The researchers found that mechanization had a direct positive impact on reducing women’s farming workload and time poverty, improving health and increasing farm production. It has contributed to increases in household incomes. These are important aspects of women’s economic empowerment.
Patience Kikoni, the technical advisor for NU-TEC MD, said the results called for the increase in the supply of tractor services because as more groups are formed, demand is outstripping supply.
The study found that tractor service providers considered women smallholder farmers as reliable clients because they either paid on time or in advance compared to their male counterparts.
For the farmers who joined groups and hired tractors saw the cost of tilling landfall. The study says the average cost for ploughing an acre reduced an average of 80,000 Shillings compared to 300,000 Shillings when a farmer chose to use manual labour.
“Women also reported that hiring tractors was less stressful than hiring manual labour because, with manual labour, they would also have to cook for the workers, and buy them beer in addition to the cash payment,” the research found.
The study found no unique challenges for women farmers from men’s. Both found challenges with land opening where the uprooting tree stumps is challenging and requires heavy machines like bulldozers. These are expensive to hire.

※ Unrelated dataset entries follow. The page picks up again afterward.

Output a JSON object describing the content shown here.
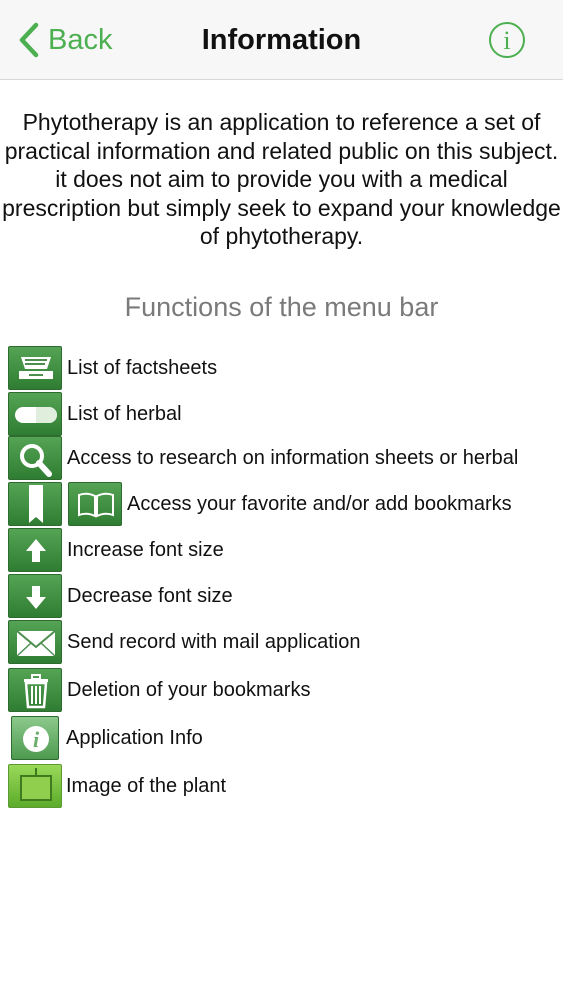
{
  "nav": {
    "back_label": "Back",
    "title": "Information",
    "info_icon": "info-circle-icon",
    "accent_color": "#4caf50"
  },
  "intro_text": "Phytotherapy is an application to reference a set of practical information and related public on this subject. it does not aim to provide you with a medical prescription but simply seek to expand your knowledge of phytotherapy.",
  "section_title": "Functions of the menu bar",
  "menu_functions": [
    {
      "icon": "factsheet-list-icon",
      "label": "List of factsheets"
    },
    {
      "icon": "herbal-capsule-icon",
      "label": "List of herbal"
    },
    {
      "icon": "search-icon",
      "label": "Access to research on information sheets or herbal"
    },
    {
      "icon": "bookmark-icon",
      "icon2": "open-book-icon",
      "label": "Access your favorite and/or add bookmarks"
    },
    {
      "icon": "arrow-up-icon",
      "label": "Increase font size"
    },
    {
      "icon": "arrow-down-icon",
      "label": "Decrease font size"
    },
    {
      "icon": "mail-icon",
      "label": "Send record with mail application"
    },
    {
      "icon": "trash-icon",
      "label": "Deletion of your bookmarks"
    },
    {
      "icon": "info-icon",
      "label": "Application Info"
    },
    {
      "icon": "plant-image-icon",
      "label": "Image of the plant"
    }
  ]
}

Also, even when the costs were low, many farmers found difficulty in raising the money. Countrywide, mechanization remains dismally low at 2 per cent. The government says adoption of mechanization will improve agriculture production.